August 20, 2014 (San Diego’s East County)—U.S. Fish & Wildlife Service officials have warned California this month that solar-tower technology used at Ivanpah and proposed by BrightSource near Joshua Tree National Park on the California-Arizona border have the “highest lethality potential” of all desert solar technologies.  The warning comes after Ivanpah, the first facility to use the concentrated solar technology, was found to be burning birds alive, Associated Press reports.

The proposed site is on a flight path for birds migrating from the Colorado River to the Salton Sea and is richer in bird life than Ivanpah—including protected peregrine falcons and Golden Eagles.  Wildlife experts have also raised concern that the vast sea of shimmering solar panels is actually attracting waterfowl. In addition, some officials have called these solar fields “mega traps” for birds because the power towers attract insects on which some birds feed.

Bright Source’s proposed mitigation to offset bird deaths has drawn scoffs from wildlife experts.  The company proposes to fund spaying and neutering feral cats, which one government study found kill over 1.4 billion birds each year.

However stray cats customarily stalk small birds—not eagles, falcons, or waterfowl such as ducks, geese and pelicans.  Moreover, Kevin Emmerich at Basin and Range Watch, an environmental advocacy group, observes wryly, “You never see herds of feral cats in the desert.  Anytime someone’s cat spends the night outside, the coyotes get fed well. So cats are not killing birds anywhere close to the power towers.”

Incineration of birds in flight is so common over the Ivanpah facility that workers have dubbed the tormented birds “streamers” as they fall from the sky in flames, dead or dying a tortuous death.

Federal wildlife authorities want bird deaths to be tracked for a year to assess the toll during the migration season at Ivanpah, while research continues on options.  But for now, biologists say there is no known way to save birds from the lethal concentrated solar flux technology – except to not build the projects and to decommission the one recently opened. 

 

Comments

Crazy in-and-of-itself, this

Crazy in-and-of-itself, this case also dramatically highlights--as hiker gal states above--the inherent insanity of the whole legal concept of "mitigation": i.e., the notion that one can legitimately compensate for the destruction of one unique, pristine environment by "buying" a few units of preservation elsewhere.
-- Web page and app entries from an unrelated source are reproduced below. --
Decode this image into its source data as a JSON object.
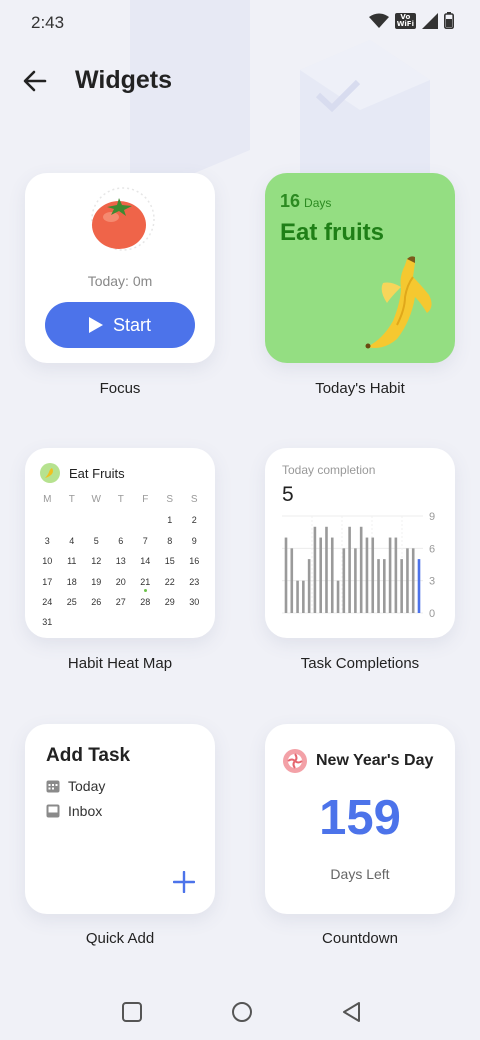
{
  "status_bar": {
    "time": "2:43",
    "vowifi_line1": "Vo",
    "vowifi_line2": "WiFi"
  },
  "header": {
    "title": "Widgets",
    "back_icon": "arrow-left-icon"
  },
  "widgets": {
    "focus": {
      "label": "Focus",
      "today_text": "Today: 0m",
      "start_label": "Start",
      "icon": "tomato-icon"
    },
    "habit": {
      "label": "Today's Habit",
      "days_count": "16",
      "days_unit": "Days",
      "habit_name": "Eat fruits",
      "icon": "banana-icon",
      "bg_color": "#94de82"
    },
    "heat_map": {
      "label": "Habit Heat Map",
      "title": "Eat Fruits",
      "weekdays": [
        "M",
        "T",
        "W",
        "T",
        "F",
        "S",
        "S"
      ],
      "weeks": [
        [
          "",
          "",
          "",
          "",
          "",
          "1",
          "2"
        ],
        [
          "3",
          "4",
          "5",
          "6",
          "7",
          "8",
          "9"
        ],
        [
          "10",
          "11",
          "12",
          "13",
          "14",
          "15",
          "16"
        ],
        [
          "17",
          "18",
          "19",
          "20",
          "21",
          "22",
          "23"
        ],
        [
          "24",
          "25",
          "26",
          "27",
          "28",
          "29",
          "30"
        ],
        [
          "31",
          "",
          "",
          "",
          "",
          "",
          ""
        ]
      ],
      "highlight_day": "21"
    },
    "task_completions": {
      "label": "Task Completions",
      "title": "Today completion",
      "value": "5"
    },
    "quick_add": {
      "label": "Quick Add",
      "title": "Add Task",
      "items": [
        "Today",
        "Inbox"
      ]
    },
    "countdown": {
      "label": "Countdown",
      "event": "New Year's Day",
      "days": "159",
      "sub": "Days Left"
    }
  },
  "chart_data": {
    "type": "bar",
    "title": "Today completion",
    "ylim": [
      0,
      9
    ],
    "yticks": [
      "9",
      "6",
      "3",
      "0"
    ],
    "series": [
      {
        "values": [
          7,
          6,
          3,
          3,
          5,
          8,
          7,
          8,
          7,
          3,
          6,
          8,
          6,
          8,
          7,
          7,
          5,
          5,
          7,
          7,
          5,
          6,
          6,
          5
        ]
      }
    ],
    "highlight_last_color": "#4c73ea",
    "bar_color": "#9a9a9a"
  },
  "nav_bar": {
    "icons": [
      "recents-square-icon",
      "home-circle-icon",
      "back-triangle-icon"
    ]
  }
}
Imagine if this practice were adopted in the arts. It would be as if someone could, in order to make-way for a new condo complex, tear down the Sistine Chapel, and then compensate for it by donating a few million to a van Gogh museum in Amsterdam. Say what?! This is nothing more than than a secular version of the Medieval sale of indulgences for twenty-first century developers. It must stop.
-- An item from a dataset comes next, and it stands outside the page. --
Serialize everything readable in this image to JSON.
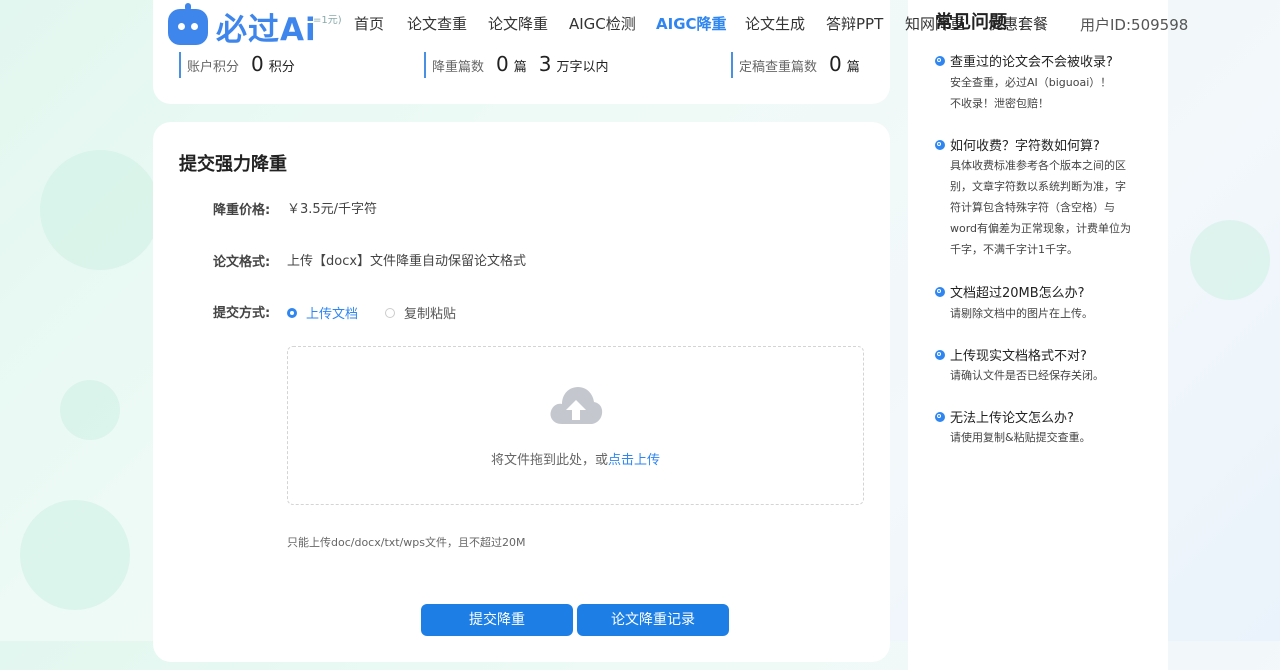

Inhumane

Is this how we should treat our wildlife? Mitigation like what's being proposed is an insult to the public. It doesn't alleviate the problem onsite and is more than ridiculous - it would be laughable if not so serious. They know the public wasn't born yesterday, but treat us that way by proposing stupid solutions like this to try to salvage a project that should have never been approved in the first place. They not only need to shut it down, but showcase it as an example of why not to ever build anymore anywhere. We can do better than this, but until the system quits giving free passes to "intentional blindness" by developers on the innate features of their projects that kill wildlife by the thousands, nothing will change and the cumulative effects will be devastating.